New York Times article shows why restorative justice is needed
The February 5, 2012 New York Times article by Kovaleski et al, For Killers’ Families, Struggles With Shame, Silence and Fear shows why we need restorative justice.
The article describes how family members are also harmed by their loved one’s criminal behavior. It shows the need for restorative interventions that can help many families deal with the harm they suffer.
Ford launches restorative justice guide for young people
from the article on Northern Ireland Executive:
Justice Minister David Ford has launched an innovative new guide to restorative justice for young people. The booklet entitled “Restorative Justice - a guide for young people” was produced by the Youth Justice Agency in collaboration with the Restorative Justice Forum (NI).
Launched during a Restorative Justice Forum seminar in Parliament Buildings, the child friendly guide uses a comic book format to explain how restorative justice can be used in a variety of settings including the youth conference.
Restorative justice: The new way forward
from Lisa Rea's article in Baylor University's Christian Refelction issue on Prison:
.... Some might argue that our prison system was never meant to positively affect victims and communities. I will not analyze the original purpose of prisons in society, but we know that prisons have become something far different than what they were intended to be. Most societies have incarcerated individuals who were deemed to be a violent threat to others, but the United States prison system today has grown immensely beyond this rationale. As a result, the American state and federal prison population has expanded dramatically.

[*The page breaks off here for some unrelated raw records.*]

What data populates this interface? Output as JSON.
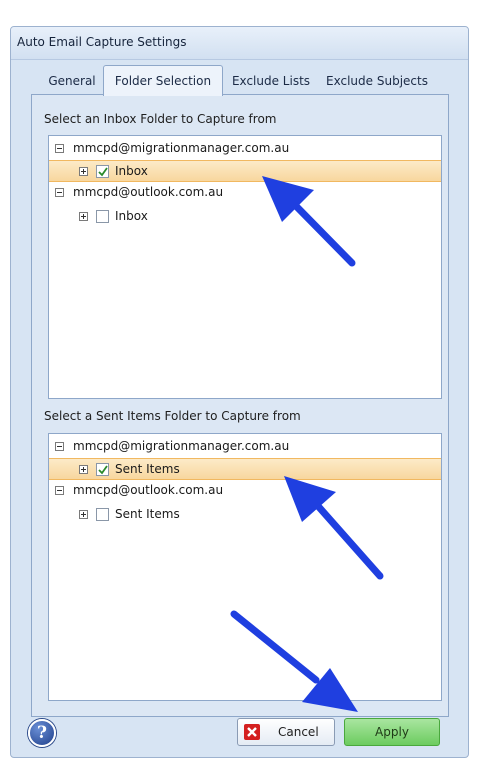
{
  "window": {
    "title": "Auto Email Capture Settings"
  },
  "tabs": [
    {
      "label": "General",
      "active": false
    },
    {
      "label": "Folder Selection",
      "active": true
    },
    {
      "label": "Exclude Lists",
      "active": false
    },
    {
      "label": "Exclude Subjects",
      "active": false
    }
  ],
  "inbox_section": {
    "label": "Select an Inbox Folder to Capture from",
    "accounts": [
      {
        "account": "mmcpd@migrationmanager.com.au",
        "folder": "Inbox",
        "checked": true,
        "selected": true
      },
      {
        "account": "mmcpd@outlook.com.au",
        "folder": "Inbox",
        "checked": false,
        "selected": false
      }
    ]
  },
  "sent_section": {
    "label": "Select a Sent Items Folder to Capture from",
    "accounts": [
      {
        "account": "mmcpd@migrationmanager.com.au",
        "folder": "Sent Items",
        "checked": true,
        "selected": true
      },
      {
        "account": "mmcpd@outlook.com.au",
        "folder": "Sent Items",
        "checked": false,
        "selected": false
      }
    ]
  },
  "buttons": {
    "help_symbol": "?",
    "cancel": "Cancel",
    "apply": "Apply"
  },
  "colors": {
    "selection": "#f8d79e",
    "apply_button": "#6ccc5f",
    "annotation_arrow": "#1f3fe0",
    "cancel_icon": "#d42020"
  },
  "icons": {
    "help": "help-icon",
    "cancel": "close-x-icon",
    "expand": "plus-expander-icon",
    "collapse": "minus-expander-icon"
  }
}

Review: A community-based approach to the reduction of sexual re-offending: circles of support and accountability
Often sex offenders are isolated people who have difficulty making relationships, and when they come out of prison the double stigma of prison and the nature of their offence isolates them still more – an extra hardship for them, and an increased risk that they will revert to their previous behaviour. So the idea of forming a circle of support for them is both humane and a safeguard. It does not fall under the usual definition of restorative justice, because it does not include dialogue with the victim, which would in many cases be unwanted and/or inappropriate. It does however restore or even improve the situation of the offender, and it involves members of the community.
Young vandals ordered to put Somerset factory damage right
from the article in the Western Gazette:
A gang of youths who broke into a Castle Cary factory have been ordered to make amends by washing site windows and picking up rubbish by a restorative justice panel.
A three-month police campaign which tracked down 14 children involved with causing £1,000 of damage to the Torbay Road factory ended last month.
Twenty years of restorative justice in New Zealand
from the article by Fred W.M. McElrea in Tikkun:
As I look back over the last twenty years, the following aspects of the family group conference system stand out as being both innovative and of potential value to adult systems as well:
Learning from Rwanda
....How do you mend a country when intimates killed intimates in such tightly knitted communities? How do you do justice when thousands of people were perpetrators and where you only have so much prison space? How do you do it?
Rwanda is doing it through a largely homegrown restorative justice methodology.
The fight room
Today we continue to struggle with other epidemics, such as the widespread persistence of interpersonal violence, structural violence, and violence based in inter-racial and inter-ethnic tensions. Not only is the cost great in terms of lost lives and personal trauma, but considerable resources are also spent on attempts to subdue, redirect, and control the violence. Yet, as in nineteenth-century London, we may continue to make little progress in treating this disease until we are willing to honestly re-examine our deeply held beliefs about its origins.
A restorative circle in the wake of a police shooting
from the article by Andrea Brenneke in Tikkun:
....In the weeks after the shooting, members of the Williams family reported strained interactions with members of the police department, including increased scrutiny and harassment by bicycle patrol officers where they worked and sold their art at the Pike Place Market. Tensions were building. Something had to be done to address the immediate needs for safety and improve the relationship between the family, the community, and the police department.
....There was no restorative justice system in place nor any prior experience with Restorative Circles, so I worked with Kathryn Olson to create a shared understanding of the process we would use to hold this circle. We modified aspects of the Restorative Circle process to address the unusual circumstances. I was able to hold pre-circle meetings with the family members, friends, and community members, but it was not possible for me to meet in advance with most of the police department participants. Instead, I worked with Ms. Olson and provided her written summaries of the Restorative Circles process to share with the other participants in the Seattle Police Department. In all of this, I aimed to stay true to restorative principles and be flexible with the form of how the process unfolded.
Restorative justice approach to schoolboy assault
from the Nottinghamshire Police webpage:
A new approach to resolving criminal matters has been used to deal with an assault on a Nottingham schoolboy.
A 14-year-old pupil collapsed after he was assaulted in a classroom by a fellow schoolboy at the National Church of England Academy on 22 September 2011.